If your knowledge of London extends back, say, 5 years, then you might take Heritage England's comments seriously but if, like me, your memory goes back 10 or 20 or 30 years, you will know that London's historic street scene has been steadily eroded for decades.
Possibly the first time that I paid any attention to the damaging impact of unrestrained development was in the 1980's when I became aware of the opposition to the redevelopment of Little Britain, just off London Wall. At the time I seem to remember that a group of 5 and 6 storey victorian buildings were to be demolished to make way for an office block and photographer Malcolm Tremain made some images of the area as it was then. Its fair to say that Britain, at that time, was a pretty grim place but the perceived wisdom of the time was not to renovate or refurbish but to demolish and rebuild in a glossy and superficial manner with little reference to, or interest in, the past.

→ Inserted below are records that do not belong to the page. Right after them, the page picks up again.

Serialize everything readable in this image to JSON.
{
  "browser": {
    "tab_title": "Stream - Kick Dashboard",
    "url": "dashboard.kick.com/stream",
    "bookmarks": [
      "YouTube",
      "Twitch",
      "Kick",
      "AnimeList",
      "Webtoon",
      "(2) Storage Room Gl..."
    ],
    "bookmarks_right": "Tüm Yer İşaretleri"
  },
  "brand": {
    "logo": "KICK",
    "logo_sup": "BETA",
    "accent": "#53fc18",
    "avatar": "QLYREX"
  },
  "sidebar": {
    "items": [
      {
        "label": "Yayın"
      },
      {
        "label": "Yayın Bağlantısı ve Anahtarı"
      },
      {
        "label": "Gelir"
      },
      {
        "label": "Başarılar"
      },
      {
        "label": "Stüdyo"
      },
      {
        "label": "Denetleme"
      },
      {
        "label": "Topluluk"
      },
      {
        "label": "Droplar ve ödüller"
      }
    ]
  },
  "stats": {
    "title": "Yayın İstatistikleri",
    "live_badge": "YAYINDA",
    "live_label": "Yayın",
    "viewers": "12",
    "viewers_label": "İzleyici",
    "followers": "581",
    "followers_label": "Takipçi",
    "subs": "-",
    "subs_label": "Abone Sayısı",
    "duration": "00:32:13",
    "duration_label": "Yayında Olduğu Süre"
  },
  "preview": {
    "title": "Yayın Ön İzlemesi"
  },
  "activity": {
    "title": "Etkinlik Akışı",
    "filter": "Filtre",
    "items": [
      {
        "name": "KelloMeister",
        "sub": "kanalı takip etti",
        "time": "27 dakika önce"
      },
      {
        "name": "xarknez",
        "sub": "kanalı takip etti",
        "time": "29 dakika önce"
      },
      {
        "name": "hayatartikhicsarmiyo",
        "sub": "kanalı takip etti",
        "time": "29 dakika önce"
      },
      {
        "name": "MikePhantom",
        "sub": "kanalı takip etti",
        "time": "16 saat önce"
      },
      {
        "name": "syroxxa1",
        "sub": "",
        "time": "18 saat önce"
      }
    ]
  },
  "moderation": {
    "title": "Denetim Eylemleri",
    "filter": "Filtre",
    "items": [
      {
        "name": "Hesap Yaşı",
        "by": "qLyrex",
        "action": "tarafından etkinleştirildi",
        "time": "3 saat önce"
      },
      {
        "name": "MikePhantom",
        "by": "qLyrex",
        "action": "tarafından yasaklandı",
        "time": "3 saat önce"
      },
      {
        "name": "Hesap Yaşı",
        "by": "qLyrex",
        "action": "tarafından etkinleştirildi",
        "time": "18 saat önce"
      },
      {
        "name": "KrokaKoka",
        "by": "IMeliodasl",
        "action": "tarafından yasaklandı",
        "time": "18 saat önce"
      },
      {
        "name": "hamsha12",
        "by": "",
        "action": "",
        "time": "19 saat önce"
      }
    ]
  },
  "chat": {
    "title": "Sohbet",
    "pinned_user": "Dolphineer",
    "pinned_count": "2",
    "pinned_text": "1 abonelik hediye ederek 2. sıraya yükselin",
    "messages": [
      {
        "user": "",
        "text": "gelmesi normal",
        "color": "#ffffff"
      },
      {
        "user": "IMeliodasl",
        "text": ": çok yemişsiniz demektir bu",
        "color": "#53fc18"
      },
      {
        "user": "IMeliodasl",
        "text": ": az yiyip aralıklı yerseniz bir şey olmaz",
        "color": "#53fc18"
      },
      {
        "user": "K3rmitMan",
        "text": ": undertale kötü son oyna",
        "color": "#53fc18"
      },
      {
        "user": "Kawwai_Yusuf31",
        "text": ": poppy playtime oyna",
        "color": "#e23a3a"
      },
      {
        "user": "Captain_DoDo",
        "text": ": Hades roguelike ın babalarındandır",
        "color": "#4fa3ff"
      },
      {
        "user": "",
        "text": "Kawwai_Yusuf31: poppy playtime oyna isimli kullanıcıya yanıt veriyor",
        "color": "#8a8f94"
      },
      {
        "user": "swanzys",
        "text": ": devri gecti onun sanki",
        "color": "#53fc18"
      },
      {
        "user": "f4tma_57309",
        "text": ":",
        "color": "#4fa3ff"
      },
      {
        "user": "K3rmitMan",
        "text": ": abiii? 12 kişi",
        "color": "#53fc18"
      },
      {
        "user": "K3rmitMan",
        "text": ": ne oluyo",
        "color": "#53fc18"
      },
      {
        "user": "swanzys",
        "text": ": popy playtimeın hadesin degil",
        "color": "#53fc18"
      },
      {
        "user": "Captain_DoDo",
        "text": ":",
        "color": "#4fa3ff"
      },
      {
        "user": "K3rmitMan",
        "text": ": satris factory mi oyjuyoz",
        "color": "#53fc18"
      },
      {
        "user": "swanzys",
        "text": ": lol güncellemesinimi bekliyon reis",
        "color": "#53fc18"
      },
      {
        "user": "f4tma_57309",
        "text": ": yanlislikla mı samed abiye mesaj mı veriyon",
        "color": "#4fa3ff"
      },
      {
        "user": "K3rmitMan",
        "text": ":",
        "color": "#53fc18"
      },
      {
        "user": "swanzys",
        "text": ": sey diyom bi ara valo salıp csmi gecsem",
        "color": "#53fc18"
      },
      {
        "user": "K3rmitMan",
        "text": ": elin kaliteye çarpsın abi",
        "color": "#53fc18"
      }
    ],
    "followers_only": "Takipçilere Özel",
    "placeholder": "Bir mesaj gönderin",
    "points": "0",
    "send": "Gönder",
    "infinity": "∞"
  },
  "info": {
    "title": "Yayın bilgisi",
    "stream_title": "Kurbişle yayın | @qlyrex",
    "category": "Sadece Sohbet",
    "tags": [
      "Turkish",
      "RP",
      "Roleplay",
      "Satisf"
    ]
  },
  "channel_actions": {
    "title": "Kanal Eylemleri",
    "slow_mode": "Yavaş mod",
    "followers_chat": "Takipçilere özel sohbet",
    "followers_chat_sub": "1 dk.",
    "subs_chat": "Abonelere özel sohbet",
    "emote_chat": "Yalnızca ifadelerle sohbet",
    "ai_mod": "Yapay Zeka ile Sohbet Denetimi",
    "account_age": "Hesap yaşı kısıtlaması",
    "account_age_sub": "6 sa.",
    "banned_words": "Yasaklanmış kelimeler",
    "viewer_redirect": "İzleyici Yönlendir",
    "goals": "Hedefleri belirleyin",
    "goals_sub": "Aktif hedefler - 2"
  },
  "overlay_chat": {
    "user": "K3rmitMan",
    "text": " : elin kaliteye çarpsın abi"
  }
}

Now this might suggest that I agree, to some extent, with Prince Charles about the state of British architecture but I don't. Anyone who has visited Poundbury will know that Prince Charles embraces a 'theme park' view of what he thinks is British architecture, all façadism and no substance. How much better might it have been had the good Prince campaigned to protect worthy original buildings, like those in Little Britain, ensuring that, at the same time, they might be juxtaposed with contemporary architecture of the highest aesthetic and build quality. Instead, the Prince promoted facadists like Quinlan Terry who seek to perpetuate the past through their apeing of what their selective interest suggests the past looked like, ignoring what it actually was.
The Guardian article, about the threat posed to London by the wave of applications for 'tall buildings', ignores the fact that historic London has all but been erased (certainly in the the Square Mile) leaving only the street plan as a guide to the past. These new developments have nothing to do with London's heritage and everything to do with making money, which, more today than in previous decades, is the only reason to build anything. And the continually overheating London property market will ensure that this remains the case, as long as our selective inattention allows us to ignore it.